§ **WHAT IS REQUIRED**
How many lines in the records below contain the word "QWERTY"? State that number and nothing more.

SOURCE RECORDS section start

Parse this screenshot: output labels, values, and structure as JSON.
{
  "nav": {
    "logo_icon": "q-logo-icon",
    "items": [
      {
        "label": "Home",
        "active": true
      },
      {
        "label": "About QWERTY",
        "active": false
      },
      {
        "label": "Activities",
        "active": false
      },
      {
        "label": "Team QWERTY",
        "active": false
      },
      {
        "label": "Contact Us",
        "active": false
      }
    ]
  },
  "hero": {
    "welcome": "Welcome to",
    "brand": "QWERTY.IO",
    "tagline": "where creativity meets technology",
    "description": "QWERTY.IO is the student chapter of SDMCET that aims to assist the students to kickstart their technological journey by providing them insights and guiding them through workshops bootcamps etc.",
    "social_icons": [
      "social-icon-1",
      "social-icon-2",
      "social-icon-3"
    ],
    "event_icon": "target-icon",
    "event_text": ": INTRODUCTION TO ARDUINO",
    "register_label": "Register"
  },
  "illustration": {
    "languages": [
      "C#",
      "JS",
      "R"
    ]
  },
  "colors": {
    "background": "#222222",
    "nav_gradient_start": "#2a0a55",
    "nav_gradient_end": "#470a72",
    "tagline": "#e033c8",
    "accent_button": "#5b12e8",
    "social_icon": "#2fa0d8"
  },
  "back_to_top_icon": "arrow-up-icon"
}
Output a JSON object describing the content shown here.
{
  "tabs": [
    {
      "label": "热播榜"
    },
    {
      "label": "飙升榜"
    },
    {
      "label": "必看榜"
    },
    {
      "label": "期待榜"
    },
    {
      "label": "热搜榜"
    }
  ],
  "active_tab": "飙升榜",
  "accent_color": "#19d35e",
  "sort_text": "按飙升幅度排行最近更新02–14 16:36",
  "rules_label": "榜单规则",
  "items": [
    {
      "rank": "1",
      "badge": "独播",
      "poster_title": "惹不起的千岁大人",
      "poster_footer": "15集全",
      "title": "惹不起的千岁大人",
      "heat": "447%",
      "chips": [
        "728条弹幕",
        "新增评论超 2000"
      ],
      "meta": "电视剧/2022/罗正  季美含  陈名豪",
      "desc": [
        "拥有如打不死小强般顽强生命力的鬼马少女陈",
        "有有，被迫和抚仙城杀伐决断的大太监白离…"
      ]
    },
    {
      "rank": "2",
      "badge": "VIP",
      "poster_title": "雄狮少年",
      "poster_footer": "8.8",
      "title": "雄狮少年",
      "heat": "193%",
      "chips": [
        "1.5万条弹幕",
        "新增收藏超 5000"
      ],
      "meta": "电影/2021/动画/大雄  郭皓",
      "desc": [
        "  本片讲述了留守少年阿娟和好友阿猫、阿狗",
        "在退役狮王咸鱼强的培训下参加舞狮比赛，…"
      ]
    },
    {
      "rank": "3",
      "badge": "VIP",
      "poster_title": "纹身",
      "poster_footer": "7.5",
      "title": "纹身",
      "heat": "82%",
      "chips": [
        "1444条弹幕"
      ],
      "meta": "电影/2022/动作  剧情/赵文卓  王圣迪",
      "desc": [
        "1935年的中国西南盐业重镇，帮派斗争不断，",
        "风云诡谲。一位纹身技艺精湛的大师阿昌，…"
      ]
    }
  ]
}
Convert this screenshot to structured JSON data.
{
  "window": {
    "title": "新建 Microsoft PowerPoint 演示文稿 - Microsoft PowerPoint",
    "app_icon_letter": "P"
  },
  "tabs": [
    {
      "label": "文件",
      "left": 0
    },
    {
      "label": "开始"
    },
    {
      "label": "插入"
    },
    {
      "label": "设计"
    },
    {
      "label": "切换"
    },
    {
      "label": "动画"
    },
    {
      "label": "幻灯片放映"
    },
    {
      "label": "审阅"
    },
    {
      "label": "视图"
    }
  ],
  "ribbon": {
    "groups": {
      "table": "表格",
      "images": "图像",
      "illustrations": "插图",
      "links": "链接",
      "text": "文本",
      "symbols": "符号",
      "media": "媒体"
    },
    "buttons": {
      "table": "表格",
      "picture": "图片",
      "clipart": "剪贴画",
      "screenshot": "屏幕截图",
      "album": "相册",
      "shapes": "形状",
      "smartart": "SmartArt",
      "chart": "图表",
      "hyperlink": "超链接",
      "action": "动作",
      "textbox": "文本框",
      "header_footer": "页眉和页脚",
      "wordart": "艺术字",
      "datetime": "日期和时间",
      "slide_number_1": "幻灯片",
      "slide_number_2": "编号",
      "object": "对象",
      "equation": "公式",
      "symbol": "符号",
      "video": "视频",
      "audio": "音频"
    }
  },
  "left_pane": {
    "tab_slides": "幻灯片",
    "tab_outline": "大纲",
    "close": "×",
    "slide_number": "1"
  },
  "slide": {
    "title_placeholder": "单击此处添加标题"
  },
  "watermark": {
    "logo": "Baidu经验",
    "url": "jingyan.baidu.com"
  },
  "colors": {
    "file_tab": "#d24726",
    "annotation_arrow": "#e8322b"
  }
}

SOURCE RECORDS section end

§ **SOLUTION FOR THIS PROBLEM**
4